The Reserve Bank of India is unlikely to cut rates in its forthcoming monetary policy on April 1 even though economic conditions seem to have eased recently with some moderation in inflation and financial market stability, thanks to the election euphoria.
“I expect the RBI to keep interest rates on hold in the upcoming monetary policy as wholesale price index and consumer price index (CPI) inflation have come down sharply, and the RBI’s target of 8 per cent CPI inflation by January 2015 looks feasible. I believe that it would be premature to cut interest rates though as inflation is down but not out as yet,” said D. K. Joshi, Chief Economist, Crisil.
“We believe that the RBI will ensure higher real interest rates till such time that domestic macro-economic adjustments are attained and, hence, I expect the RBI to maintain status quo in the upcoming policy announcement,” said Dhananjay Sinha, Head-Institutional Research, Economist and Strategist, Emkay Global Financial Services.CPI inflation
CPI inflation eased to a 25-month low of 8.1 per cent in February.The rupee has appreciated sharply and the equity market has rebounded on the back of FII inflows. Besides, contractions in current account and fiscal deficits are indicating some comfort. But will this be enough for the RBI to start monetary easing rates? “In my view”, said Mr. Sinha, “while economic indicators provide some comfort, it will be too early for it to reverse gear on policy rates.”
Further, core CPI has remained sticky at 7.9-8.1 per cent since November 2013, reflecting the high wage inflation as well as inclusion of several services in this basket. To an extent, the non-tradable nature of some services afford higher pricing power to producers, enabling a greater pass through of input price pressures to final prices, even when domestic demand is subdued. As a result, core CPI is likely to remain at elevated levels in the near-term.
“While consumer inflation is now close to the target of 8 per cent for the end of 2014 suggested by the Urjit Patel Committee, monetary easing is unlikely in the upcoming policy review,” said Aditi Nayar, Senior Economist, ICRA (an associate of Moody’s Investors Service).

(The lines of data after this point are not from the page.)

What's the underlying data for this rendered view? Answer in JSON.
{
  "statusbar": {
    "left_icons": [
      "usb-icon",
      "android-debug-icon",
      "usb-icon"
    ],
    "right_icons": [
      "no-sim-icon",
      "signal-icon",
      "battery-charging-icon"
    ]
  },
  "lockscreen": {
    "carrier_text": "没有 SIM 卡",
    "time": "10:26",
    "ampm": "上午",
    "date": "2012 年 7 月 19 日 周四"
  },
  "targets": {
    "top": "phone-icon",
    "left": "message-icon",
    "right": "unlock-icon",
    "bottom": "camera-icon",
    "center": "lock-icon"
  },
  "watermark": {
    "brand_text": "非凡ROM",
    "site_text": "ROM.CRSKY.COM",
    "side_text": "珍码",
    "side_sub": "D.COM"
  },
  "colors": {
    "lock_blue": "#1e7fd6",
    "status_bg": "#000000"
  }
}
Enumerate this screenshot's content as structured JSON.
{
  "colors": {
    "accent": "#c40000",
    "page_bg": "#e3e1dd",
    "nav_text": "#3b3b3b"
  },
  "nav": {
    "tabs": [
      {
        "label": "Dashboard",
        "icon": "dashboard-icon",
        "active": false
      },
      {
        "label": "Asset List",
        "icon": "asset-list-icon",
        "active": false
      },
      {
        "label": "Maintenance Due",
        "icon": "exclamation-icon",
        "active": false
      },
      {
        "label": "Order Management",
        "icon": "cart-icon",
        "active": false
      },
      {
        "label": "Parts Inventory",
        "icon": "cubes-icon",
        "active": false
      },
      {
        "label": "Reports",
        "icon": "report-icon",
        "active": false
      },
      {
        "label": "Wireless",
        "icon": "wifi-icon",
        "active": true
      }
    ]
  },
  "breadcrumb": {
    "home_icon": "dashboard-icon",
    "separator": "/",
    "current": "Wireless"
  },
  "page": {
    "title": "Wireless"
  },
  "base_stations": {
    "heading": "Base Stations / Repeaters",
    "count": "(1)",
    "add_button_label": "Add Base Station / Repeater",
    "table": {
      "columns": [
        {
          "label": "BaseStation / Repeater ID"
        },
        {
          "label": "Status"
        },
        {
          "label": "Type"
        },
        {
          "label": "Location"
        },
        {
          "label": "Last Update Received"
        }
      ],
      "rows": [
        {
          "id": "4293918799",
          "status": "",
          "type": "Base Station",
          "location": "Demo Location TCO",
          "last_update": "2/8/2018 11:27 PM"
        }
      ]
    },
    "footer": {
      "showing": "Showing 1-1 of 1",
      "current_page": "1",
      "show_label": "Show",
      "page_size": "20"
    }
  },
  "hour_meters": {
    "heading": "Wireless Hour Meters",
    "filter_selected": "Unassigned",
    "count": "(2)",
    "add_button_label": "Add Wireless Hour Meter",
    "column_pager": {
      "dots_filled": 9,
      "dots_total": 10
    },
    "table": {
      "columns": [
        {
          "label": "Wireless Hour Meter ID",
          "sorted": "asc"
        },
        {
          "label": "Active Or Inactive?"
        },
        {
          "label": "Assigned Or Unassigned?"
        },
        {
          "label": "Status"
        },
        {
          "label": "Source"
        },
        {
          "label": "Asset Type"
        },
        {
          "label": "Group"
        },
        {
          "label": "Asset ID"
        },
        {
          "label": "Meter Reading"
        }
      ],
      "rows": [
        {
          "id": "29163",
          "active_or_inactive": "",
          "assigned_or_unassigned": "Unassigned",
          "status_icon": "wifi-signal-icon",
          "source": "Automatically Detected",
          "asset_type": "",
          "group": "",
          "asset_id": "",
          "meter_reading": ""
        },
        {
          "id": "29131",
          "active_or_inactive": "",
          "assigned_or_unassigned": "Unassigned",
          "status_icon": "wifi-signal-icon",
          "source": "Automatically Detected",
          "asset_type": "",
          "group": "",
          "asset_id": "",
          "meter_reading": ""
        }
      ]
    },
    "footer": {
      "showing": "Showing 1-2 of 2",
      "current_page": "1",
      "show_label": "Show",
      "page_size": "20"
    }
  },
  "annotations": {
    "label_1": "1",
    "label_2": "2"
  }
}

Said Ms. Nayar, “With the clearer picture on the magnitude, temporal dispersion and geographic spread of rainfall as well as its impact on sowing of various crops likely to emerge only by July-August, a monetary policy response is unlikely in the intervening period.”